[[ Entries shown, beginning ]]

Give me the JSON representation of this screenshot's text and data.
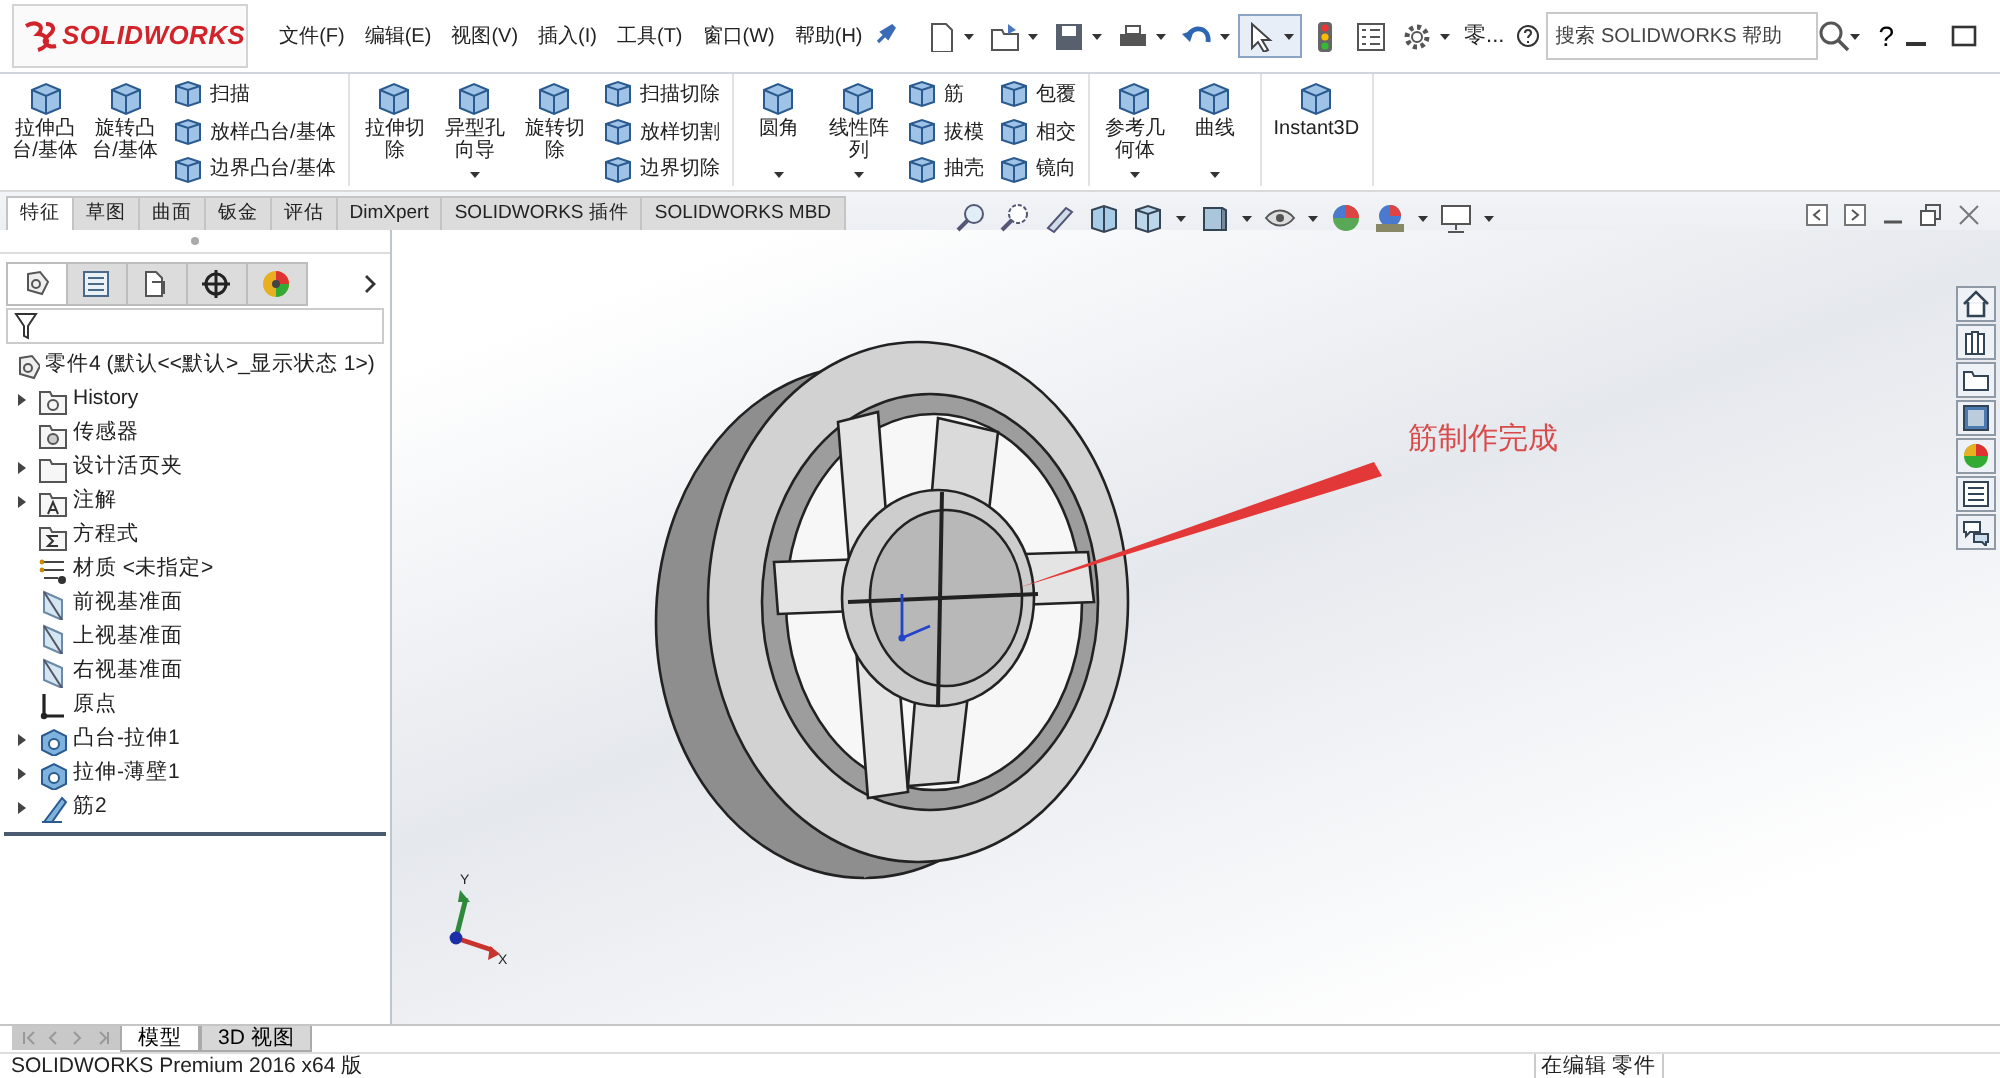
{
  "app": {
    "logo": "SOLIDWORKS"
  },
  "menu": [
    "文件(F)",
    "编辑(E)",
    "视图(V)",
    "插入(I)",
    "工具(T)",
    "窗口(W)",
    "帮助(H)"
  ],
  "quick_access": [
    {
      "kind": "new",
      "dropdown": true,
      "selected": false
    },
    {
      "kind": "open",
      "dropdown": true,
      "selected": false
    },
    {
      "kind": "save",
      "dropdown": true,
      "selected": false
    },
    {
      "kind": "print",
      "dropdown": true,
      "selected": false
    },
    {
      "kind": "undo",
      "dropdown": true,
      "selected": false
    },
    {
      "kind": "select",
      "dropdown": true,
      "selected": true
    },
    {
      "kind": "rebuild",
      "dropdown": false,
      "selected": false
    },
    {
      "kind": "list",
      "dropdown": false,
      "selected": false
    },
    {
      "kind": "gear",
      "dropdown": true,
      "selected": false
    }
  ],
  "document_name": "零...",
  "search": {
    "placeholder": "搜索 SOLIDWORKS 帮助"
  },
  "help": "?",
  "ribbon": [
    {
      "columns": [
        {
          "kind": "large",
          "label": "拉伸凸台/基体",
          "dropdown": false
        },
        {
          "kind": "large",
          "label": "旋转凸台/基体",
          "dropdown": false
        },
        {
          "kind": "stack",
          "items": [
            "扫描",
            "放样凸台/基体",
            "边界凸台/基体"
          ]
        }
      ]
    },
    {
      "columns": [
        {
          "kind": "large",
          "label": "拉伸切除",
          "dropdown": false
        },
        {
          "kind": "large",
          "label": "异型孔向导",
          "dropdown": true
        },
        {
          "kind": "large",
          "label": "旋转切除",
          "dropdown": false
        },
        {
          "kind": "stack",
          "items": [
            "扫描切除",
            "放样切割",
            "边界切除"
          ]
        }
      ]
    },
    {
      "columns": [
        {
          "kind": "large",
          "label": "圆角",
          "dropdown": true
        },
        {
          "kind": "large",
          "label": "线性阵列",
          "dropdown": true
        },
        {
          "kind": "stack",
          "items": [
            "筋",
            "拔模",
            "抽壳"
          ]
        },
        {
          "kind": "stack",
          "items": [
            "包覆",
            "相交",
            "镜向"
          ]
        }
      ]
    },
    {
      "columns": [
        {
          "kind": "large",
          "label": "参考几何体",
          "dropdown": true
        },
        {
          "kind": "large",
          "label": "曲线",
          "dropdown": true
        }
      ]
    },
    {
      "columns": [
        {
          "kind": "large",
          "label": "Instant3D",
          "dropdown": false
        }
      ]
    }
  ],
  "tabs": [
    {
      "label": "特征",
      "selected": true
    },
    {
      "label": "草图",
      "selected": false
    },
    {
      "label": "曲面",
      "selected": false
    },
    {
      "label": "钣金",
      "selected": false
    },
    {
      "label": "评估",
      "selected": false
    },
    {
      "label": "DimXpert",
      "selected": false
    },
    {
      "label": "SOLIDWORKS 插件",
      "selected": false
    },
    {
      "label": "SOLIDWORKS MBD",
      "selected": false
    }
  ],
  "panel_tabs": [
    {
      "kind": "feature",
      "selected": true
    },
    {
      "kind": "property",
      "selected": false
    },
    {
      "kind": "config",
      "selected": false
    },
    {
      "kind": "dimxpert",
      "selected": false
    },
    {
      "kind": "display",
      "selected": false
    }
  ],
  "tree": {
    "root": "零件4  (默认<<默认>_显示状态 1>)",
    "items": [
      {
        "kind": "history",
        "label": "History",
        "has_children": true
      },
      {
        "kind": "sensor",
        "label": "传感器",
        "has_children": false
      },
      {
        "kind": "folder",
        "label": "设计活页夹",
        "has_children": true
      },
      {
        "kind": "annotation",
        "label": "注解",
        "has_children": true
      },
      {
        "kind": "equation",
        "label": "方程式",
        "has_children": false
      },
      {
        "kind": "material",
        "label": "材质 <未指定>",
        "has_children": false
      },
      {
        "kind": "plane",
        "label": "前视基准面",
        "has_children": false
      },
      {
        "kind": "plane",
        "label": "上视基准面",
        "has_children": false
      },
      {
        "kind": "plane",
        "label": "右视基准面",
        "has_children": false
      },
      {
        "kind": "origin",
        "label": "原点",
        "has_children": false
      },
      {
        "kind": "feature",
        "label": "凸台-拉伸1",
        "has_children": true
      },
      {
        "kind": "feature",
        "label": "拉伸-薄壁1",
        "has_children": true
      },
      {
        "kind": "rib",
        "label": "筋2",
        "has_children": true
      }
    ]
  },
  "annotation": "筋制作完成",
  "triad": {
    "y": "Y",
    "x": "X"
  },
  "bottom_tabs": [
    {
      "label": "模型",
      "selected": true
    },
    {
      "label": "3D 视图",
      "selected": false
    }
  ],
  "status_bar": {
    "left": "SOLIDWORKS Premium 2016 x64 版",
    "right": "在编辑 零件"
  }
}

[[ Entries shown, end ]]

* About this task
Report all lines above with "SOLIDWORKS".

* Exercise output
    "logo": "SOLIDWORKS"
    "placeholder": "搜索 SOLIDWORKS 帮助"
      "label": "SOLIDWORKS 插件",
      "label": "SOLIDWORKS MBD",
    "left": "SOLIDWORKS Premium 2016 x64 版",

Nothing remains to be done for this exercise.